This has been particularly important in the current work of the People's Food Policy Project. Based in the structural analysis of the People's Food Commission, in its first few months the project has added to the 'Six Pillars' of food sovereignty developed at the International Forum for Food Sovereignty at Nyeleni in 2007 the concept of food as sacred, along with the traditional means by which people acquire food. This reverential attitude is consciously opposed to the utilitarian approach that underlies the productionist model which sees land, animals, water, and plants as 'natural resources' to be appropriated and used for solely human purposes.

The convergence for food sovereignty in Canada, then, involves some farm and fishery organisations, urban initiatives for food self-reliance, Indigenous movements for cultural survival, and broad-based groups engaged in analysis and action on environment and health issues. The challenge that faces us in Canada, as I indicated at the beginning, is mobilisation.
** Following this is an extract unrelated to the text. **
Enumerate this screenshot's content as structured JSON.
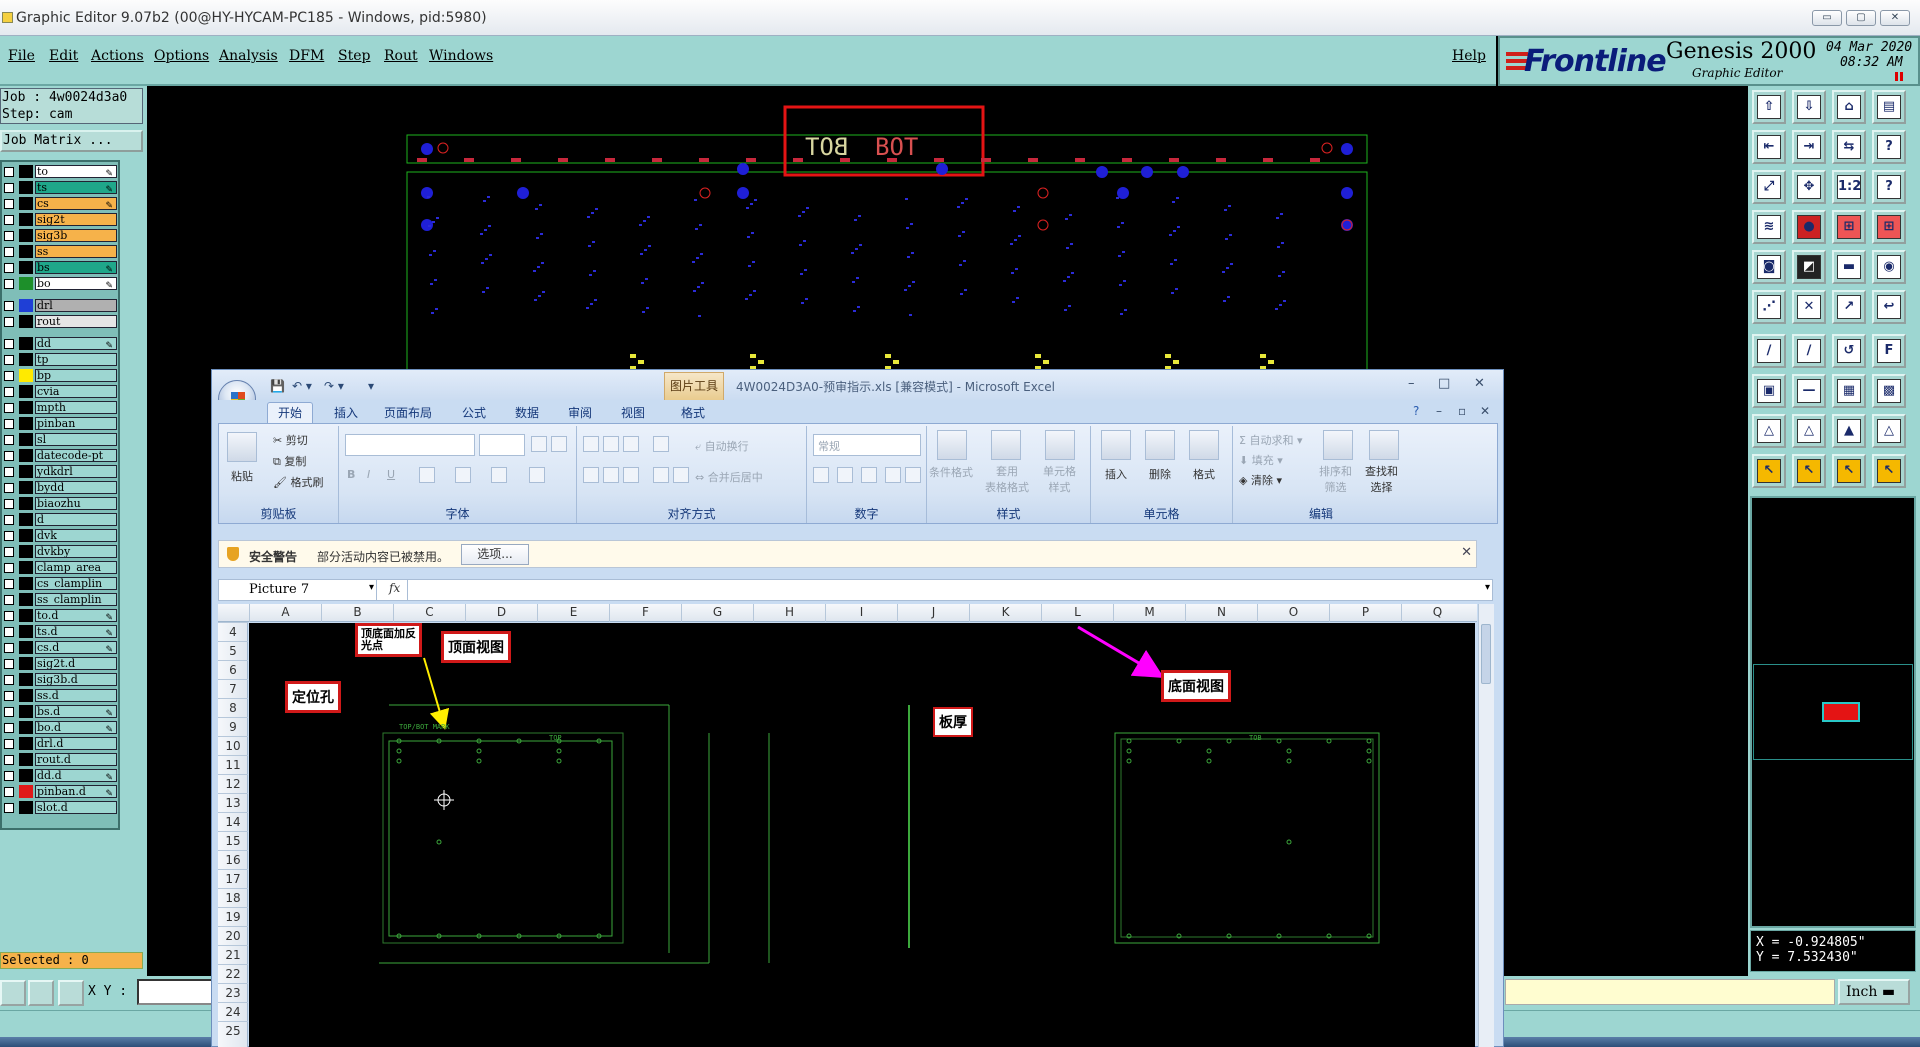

While it might seem natural to look to the National Farmers Union in this regard, their role is limited by the small and scattered constituency of farmers. Clearly, given the realities described above, it is the non-farm population that needs to be mobilised if the paradigm is to change. So the most important role of the NFU in this convergence is probably the clear analysis and critique of neoliberalism and its attendant agricultural policies which they provide, along with their understanding and commitment to global solidarity. Their documentation in these areas is an important resource in overcoming the barrage of neoliberal propaganda rained upon the general population.

Similarly, in terms of practice-oriented sustainable agriculture, organic farmers have traditionally taken leadership, for example in pushing beyond the organic standards for public policies opposing GMOs. Recently a group of farmers in Saskatchewan tried to take the biotechnology corporations to court for contamination of their crops to the point where it is now impossible to certify organic canola in most of the Prairies. The court refused to grant them the status as a 'class' required to pursue the case, but their initiative did serve to inform and educate a broad constituency about the depth of corporate control of food crops –and was only possible with financial as well as moral support from a broad urban constituency.

The young farmers encouraged by decent prices for organic produce mentioned earlier are another important element in this convergence, as they are well aware of the straitjacket of corporate control and many (though, sadly, not all) of them also have an idealistic commitment to change for social justice. Although traditional farmers may dismiss them as 'hobbyists' or 'gardeners' they are in fact changing the face of agriculture. Meetings of the large, industrial-oriented farm organisations are still dominated by men in jackets and ties; but the farmers who attend meetings to organise local direct markets, or to provide information and mutual support regarding organic methods, are increasingly young and female. (Of course there has been female leadership in the National Farmers Union since its inception; it is the gender balance of people who describe themselves as 'farmers' that is shifting).